There is a free five-day trial you can use to try PlayStation VUE. If you sign up afterward, there is no contract, so you can cancel at any time.

Even though it's a PlayStation product, you don't need a PlayStation game console to use PlayStation VUE.

You can stream from more than one device at a time with PlayStation VUE. This is a nice feature if you live with other people who'll be using it too. So is the fact that each person can set up a profile for viewing. Some of the devices you can use to stream are Apple TV, Amazon Fire TV and Amazon Fire TV Stick.

Other Ways to Cut the Cord

If you truly want to cut the cord on cable and save money, here are a few more ways you can do it.

7. Set up an Antenna

It's easy to set an antenna up so you can watch TV. You can get one on Amazon for well under $100.

Antennas do have to be purchased for each TV you wish to watch. Yet, they let you offer an advantage of allowing you to watch local TV without cable. They're also easy to install.

8. Use Your Computer

You can also watch TV with a simple HDMI cable hooking your TV up to your computer. With this method, you'll be able to watch your shows on a larger screen than if you just tried to use your computer.

9. Simply Shut it Off

Even though this may seem like a drastic option to shut off your cable without a replacement, it will help you save money.

In addition to saving money, there are a few other reasons why you might want to completely shut off your TV services too.

First, turning off your TV service lets you reconnect with nature or rediscover old hobbies. You may also find more time for family, friends, and pets. You may find more time to exercise when you don't have TV distracting you during your free time.

Are you thinking about cutting the cord on cable altogether? What's holding you back?
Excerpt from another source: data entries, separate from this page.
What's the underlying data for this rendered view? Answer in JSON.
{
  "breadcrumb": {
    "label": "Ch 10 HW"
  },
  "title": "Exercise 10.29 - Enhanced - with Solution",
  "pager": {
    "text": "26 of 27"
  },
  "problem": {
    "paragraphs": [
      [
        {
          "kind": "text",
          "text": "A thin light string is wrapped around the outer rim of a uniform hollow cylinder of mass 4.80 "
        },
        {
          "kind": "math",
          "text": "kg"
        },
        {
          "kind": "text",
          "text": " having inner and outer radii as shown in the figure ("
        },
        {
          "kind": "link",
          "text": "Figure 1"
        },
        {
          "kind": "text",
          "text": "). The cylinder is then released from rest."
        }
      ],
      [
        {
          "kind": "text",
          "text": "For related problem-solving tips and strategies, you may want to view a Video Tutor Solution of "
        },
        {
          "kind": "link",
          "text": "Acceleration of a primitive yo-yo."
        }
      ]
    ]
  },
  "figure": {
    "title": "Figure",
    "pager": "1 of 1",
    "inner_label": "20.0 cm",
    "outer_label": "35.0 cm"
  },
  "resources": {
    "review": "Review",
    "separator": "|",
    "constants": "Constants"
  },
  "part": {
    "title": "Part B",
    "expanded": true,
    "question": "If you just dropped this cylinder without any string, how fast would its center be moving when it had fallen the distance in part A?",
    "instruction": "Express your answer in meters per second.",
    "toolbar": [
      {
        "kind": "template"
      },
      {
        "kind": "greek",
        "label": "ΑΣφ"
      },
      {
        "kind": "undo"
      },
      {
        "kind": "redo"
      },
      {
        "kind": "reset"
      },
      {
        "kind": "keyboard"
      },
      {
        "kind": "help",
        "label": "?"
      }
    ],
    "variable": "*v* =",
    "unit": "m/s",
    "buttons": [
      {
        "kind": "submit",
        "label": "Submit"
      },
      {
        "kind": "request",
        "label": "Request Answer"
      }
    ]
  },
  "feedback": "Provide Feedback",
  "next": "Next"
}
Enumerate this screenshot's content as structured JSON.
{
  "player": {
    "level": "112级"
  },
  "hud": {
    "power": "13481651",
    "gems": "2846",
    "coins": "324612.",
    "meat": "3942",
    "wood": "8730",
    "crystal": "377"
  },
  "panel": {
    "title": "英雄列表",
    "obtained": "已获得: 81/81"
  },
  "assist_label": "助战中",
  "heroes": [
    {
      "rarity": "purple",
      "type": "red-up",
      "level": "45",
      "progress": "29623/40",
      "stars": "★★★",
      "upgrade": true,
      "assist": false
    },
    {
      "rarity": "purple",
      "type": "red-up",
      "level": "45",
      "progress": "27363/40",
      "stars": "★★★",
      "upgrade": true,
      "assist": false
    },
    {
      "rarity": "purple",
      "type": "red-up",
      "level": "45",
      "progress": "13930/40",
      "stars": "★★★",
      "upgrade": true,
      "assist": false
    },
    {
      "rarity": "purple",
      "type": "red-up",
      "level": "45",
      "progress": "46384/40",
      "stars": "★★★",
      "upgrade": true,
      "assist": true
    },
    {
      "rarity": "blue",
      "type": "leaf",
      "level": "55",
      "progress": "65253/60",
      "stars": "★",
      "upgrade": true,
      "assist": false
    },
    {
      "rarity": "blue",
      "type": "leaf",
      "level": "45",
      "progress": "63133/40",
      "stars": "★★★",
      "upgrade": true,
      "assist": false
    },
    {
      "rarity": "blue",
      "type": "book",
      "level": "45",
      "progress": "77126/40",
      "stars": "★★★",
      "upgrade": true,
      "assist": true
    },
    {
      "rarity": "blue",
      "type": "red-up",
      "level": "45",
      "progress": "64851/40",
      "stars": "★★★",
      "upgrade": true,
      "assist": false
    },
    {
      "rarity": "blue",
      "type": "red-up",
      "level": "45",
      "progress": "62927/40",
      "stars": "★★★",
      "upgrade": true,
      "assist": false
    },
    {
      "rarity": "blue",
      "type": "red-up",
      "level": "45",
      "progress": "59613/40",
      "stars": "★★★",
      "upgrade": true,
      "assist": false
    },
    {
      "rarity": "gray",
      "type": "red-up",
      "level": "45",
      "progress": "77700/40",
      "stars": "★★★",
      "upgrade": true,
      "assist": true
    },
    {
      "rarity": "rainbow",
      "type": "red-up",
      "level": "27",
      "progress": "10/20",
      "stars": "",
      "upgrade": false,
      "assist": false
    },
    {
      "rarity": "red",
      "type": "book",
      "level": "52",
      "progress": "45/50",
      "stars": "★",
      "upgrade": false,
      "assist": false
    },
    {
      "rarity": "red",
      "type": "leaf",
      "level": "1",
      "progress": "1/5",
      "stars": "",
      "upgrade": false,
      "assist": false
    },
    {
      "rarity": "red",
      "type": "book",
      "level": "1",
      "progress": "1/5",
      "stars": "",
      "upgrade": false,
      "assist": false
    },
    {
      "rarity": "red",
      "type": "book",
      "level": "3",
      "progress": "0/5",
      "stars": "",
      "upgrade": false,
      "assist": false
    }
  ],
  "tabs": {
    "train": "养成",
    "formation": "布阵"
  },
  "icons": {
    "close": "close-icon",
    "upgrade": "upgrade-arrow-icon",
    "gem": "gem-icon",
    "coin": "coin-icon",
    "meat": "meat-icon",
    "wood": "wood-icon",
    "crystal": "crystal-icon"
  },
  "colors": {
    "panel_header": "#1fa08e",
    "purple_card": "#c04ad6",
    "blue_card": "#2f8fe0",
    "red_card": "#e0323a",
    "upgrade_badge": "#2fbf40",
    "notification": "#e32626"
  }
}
Kayla Sloan is a blogger, freelance writer and contributor to Frugal Rules. Having gone from working a full-time job to becoming self-employed, she focuses on sharing personal finance tools and information that encourage readers to take control of their lives and finances.